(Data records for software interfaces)
____________
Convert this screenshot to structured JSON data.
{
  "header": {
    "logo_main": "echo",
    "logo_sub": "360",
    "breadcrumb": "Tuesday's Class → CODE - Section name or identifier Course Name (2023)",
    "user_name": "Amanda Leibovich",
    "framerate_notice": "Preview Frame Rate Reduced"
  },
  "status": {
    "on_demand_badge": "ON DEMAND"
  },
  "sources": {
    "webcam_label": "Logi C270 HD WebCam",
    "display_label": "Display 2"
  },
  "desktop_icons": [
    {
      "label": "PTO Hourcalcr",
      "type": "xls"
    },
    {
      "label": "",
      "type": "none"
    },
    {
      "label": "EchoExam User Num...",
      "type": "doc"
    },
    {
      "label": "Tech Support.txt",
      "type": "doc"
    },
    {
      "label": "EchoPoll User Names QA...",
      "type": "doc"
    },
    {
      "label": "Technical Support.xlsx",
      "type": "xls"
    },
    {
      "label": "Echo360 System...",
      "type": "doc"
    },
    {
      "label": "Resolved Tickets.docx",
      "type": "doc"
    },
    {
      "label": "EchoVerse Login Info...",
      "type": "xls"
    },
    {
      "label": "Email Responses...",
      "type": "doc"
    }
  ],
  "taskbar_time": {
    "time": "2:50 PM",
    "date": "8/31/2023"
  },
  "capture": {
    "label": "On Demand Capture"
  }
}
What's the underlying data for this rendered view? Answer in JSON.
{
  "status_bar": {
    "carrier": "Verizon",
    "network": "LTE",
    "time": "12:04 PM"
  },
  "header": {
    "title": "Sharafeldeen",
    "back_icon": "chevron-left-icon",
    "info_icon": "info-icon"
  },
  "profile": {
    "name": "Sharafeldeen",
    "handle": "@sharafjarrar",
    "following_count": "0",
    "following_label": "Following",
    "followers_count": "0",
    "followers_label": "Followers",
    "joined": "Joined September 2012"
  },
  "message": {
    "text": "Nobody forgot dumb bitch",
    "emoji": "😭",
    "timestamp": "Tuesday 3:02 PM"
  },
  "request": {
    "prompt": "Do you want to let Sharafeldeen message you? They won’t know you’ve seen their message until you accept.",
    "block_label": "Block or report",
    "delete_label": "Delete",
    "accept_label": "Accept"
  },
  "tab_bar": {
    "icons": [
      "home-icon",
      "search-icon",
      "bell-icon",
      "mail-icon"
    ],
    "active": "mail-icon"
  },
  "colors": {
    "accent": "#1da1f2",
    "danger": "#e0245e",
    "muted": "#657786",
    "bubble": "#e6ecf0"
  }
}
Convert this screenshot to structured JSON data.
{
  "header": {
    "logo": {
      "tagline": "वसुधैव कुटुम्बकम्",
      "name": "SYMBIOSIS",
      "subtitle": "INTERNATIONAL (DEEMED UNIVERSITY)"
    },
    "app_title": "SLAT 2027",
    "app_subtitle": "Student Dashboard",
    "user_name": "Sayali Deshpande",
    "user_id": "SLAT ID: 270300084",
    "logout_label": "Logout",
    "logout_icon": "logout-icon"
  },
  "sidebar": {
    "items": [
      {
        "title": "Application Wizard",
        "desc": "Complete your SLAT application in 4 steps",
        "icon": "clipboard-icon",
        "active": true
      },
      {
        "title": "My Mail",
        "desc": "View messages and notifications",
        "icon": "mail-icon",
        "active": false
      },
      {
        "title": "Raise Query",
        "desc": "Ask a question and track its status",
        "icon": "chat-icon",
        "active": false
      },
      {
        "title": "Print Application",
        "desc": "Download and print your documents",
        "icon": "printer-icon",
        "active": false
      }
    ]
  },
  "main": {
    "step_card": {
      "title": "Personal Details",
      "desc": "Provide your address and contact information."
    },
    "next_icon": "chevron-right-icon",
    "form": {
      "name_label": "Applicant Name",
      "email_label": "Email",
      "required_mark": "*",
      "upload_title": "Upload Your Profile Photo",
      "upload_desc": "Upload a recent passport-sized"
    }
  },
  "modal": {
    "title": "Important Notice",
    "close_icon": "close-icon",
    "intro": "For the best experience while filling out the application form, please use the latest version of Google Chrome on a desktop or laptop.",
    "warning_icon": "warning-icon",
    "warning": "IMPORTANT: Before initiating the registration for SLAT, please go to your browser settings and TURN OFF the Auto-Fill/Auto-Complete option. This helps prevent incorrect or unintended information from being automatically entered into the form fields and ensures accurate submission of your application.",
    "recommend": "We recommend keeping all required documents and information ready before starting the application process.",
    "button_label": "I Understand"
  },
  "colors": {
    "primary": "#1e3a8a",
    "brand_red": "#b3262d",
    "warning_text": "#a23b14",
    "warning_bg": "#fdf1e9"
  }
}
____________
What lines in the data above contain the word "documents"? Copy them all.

→ Written answer
        "desc": "Download and print your documents",
    "recommend": "We recommend keeping all required documents and information ready before starting the application process.",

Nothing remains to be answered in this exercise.